Recently, Prof. Lan Chan and Prof. Kehui Wu from IOP, cooperating with Prof. Andrew Wee from NUS, successfully synthesized a bismuthene homostructure using molecular beam epitaxy (MBE). They found a single layer of bismuthene can be grown on a single layer of black-phosphorus-like bismuth layer (BP-Bi) to form a vertical homostructure with different rotation angles between the two layers, which forms Moiré superstructure. As the two layers in the homostructure have different atom arrangements, the interlayer interactions between these two layers are observed to be largely reduced and periodically modulated. More importantly, they found the topological edge states of bismuthene is also tunable as the periodically modulated interface interactions.
Moiré superstructure forms when a periodic lattice is overlaid on another similar lattice, typically at a small relative rotation angle.
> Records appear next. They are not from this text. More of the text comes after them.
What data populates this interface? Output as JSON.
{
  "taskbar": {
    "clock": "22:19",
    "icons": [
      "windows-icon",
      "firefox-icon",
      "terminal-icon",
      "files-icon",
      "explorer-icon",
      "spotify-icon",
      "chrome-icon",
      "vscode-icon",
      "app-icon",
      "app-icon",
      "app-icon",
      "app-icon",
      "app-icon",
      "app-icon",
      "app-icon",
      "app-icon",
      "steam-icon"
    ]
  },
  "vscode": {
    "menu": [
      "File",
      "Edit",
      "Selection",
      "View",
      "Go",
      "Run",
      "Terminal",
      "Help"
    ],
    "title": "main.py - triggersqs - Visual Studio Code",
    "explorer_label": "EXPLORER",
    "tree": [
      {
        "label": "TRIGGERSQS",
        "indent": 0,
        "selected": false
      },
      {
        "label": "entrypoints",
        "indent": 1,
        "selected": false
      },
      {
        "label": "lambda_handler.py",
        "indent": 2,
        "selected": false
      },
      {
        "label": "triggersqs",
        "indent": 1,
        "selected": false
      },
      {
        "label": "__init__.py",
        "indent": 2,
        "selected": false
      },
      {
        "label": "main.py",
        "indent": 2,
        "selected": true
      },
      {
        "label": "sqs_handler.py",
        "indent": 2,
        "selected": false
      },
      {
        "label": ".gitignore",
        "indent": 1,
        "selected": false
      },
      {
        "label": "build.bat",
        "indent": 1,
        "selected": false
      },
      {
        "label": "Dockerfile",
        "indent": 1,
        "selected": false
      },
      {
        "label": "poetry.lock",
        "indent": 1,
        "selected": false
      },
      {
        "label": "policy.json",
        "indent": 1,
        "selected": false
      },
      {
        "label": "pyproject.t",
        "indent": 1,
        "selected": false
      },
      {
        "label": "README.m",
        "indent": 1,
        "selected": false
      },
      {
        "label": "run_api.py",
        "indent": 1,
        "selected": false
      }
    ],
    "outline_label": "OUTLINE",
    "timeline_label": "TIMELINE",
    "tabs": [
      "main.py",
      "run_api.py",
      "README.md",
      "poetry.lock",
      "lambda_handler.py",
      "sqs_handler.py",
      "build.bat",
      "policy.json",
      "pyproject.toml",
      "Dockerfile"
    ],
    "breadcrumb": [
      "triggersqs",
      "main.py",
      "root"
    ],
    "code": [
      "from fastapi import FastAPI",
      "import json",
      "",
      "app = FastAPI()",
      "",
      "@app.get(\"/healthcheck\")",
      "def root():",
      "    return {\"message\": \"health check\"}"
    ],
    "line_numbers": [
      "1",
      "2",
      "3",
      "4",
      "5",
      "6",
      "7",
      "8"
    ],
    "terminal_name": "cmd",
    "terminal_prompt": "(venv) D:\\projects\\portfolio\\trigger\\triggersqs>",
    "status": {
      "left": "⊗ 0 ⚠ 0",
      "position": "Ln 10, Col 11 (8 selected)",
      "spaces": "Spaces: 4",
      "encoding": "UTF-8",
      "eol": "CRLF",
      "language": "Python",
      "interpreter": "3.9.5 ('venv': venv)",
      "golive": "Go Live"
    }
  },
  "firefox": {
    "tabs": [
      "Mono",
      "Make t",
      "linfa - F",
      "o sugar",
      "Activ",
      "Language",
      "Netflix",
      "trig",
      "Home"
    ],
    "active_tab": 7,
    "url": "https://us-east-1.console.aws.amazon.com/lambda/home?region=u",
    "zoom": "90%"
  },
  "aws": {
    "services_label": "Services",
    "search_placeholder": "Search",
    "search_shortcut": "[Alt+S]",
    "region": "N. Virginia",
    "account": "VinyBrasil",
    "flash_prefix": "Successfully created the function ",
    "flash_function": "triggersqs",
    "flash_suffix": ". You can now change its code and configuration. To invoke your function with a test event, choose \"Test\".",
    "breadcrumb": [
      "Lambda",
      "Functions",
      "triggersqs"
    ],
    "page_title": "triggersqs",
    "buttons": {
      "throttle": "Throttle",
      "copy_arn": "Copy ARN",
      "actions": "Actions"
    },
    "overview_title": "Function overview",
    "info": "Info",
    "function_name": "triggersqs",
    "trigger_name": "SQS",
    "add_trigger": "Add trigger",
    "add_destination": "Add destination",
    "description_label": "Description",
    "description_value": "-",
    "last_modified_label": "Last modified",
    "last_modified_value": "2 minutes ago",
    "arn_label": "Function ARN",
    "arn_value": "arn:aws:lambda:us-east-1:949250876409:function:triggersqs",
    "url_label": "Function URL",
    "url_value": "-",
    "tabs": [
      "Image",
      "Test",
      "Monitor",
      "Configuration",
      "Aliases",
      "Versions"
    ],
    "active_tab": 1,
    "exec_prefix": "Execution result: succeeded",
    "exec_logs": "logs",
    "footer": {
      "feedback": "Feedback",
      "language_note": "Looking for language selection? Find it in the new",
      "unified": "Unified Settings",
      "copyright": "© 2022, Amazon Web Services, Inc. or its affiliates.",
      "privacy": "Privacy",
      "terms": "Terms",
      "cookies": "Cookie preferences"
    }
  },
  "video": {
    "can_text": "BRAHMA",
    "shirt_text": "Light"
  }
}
Using the moiré pattern formed by rotating two 2D materials relative to each other can potentially control performance of devices based on 2D materials.
The bismuthene homostructure realized in this work provides a novel paradigm that twisted stacking mode with the decoupled interlayer interactions can help to preserve the intrinsic topological property in a single layer bismuthene. It also proposes a new prototype to controllably tailor the topological edge states for quantum device applications.
This study entitled “The Effect of Moiré Superstructures on Topological Edge States in Twisted Bismuthene Homojunctions” was published in Science Advances on 3 June 2020.
This work was supported by the National Science Foundation, the Ministry of Science and Technology of China, the Chinese Academy of Sciences, the Beijing Natural Science Foundation and the NRF of Singapore.
Fig. 1. The topographic images (A,C,D) and schematic (B) of bismuthene/BP-Bi homostructure.
Fig. 2. DFT calculations of bismuthene/BP-Bi moiré superstructure (A, B) and corresponding interlayer parameters (C). STM (D) and qplus AFM image (E) of the same structure as shown in (B). Experiment measurements of surface buckling (F) and the comparison with theoretical results (C).
Fig. 3. STS of three different stacking sites in a superlattice (A) and line STS along a superlattice strip (B). The STM image (C) of a bismuthene homostructure and corresponding dI/dV mapping at the same area (D).
Institute of Physics
2D topological insulator; bismuthene; edge state; moiré pattern
The growth of bismuth homostructure consisting of monolayer bismuthene and single layer black-phosphorus-like Bi on the HOPG surface is successfully realized. The moiré superstructures with twist angles in the bismuth homostructure and the modulation of topological edge states of bismuthene were observed.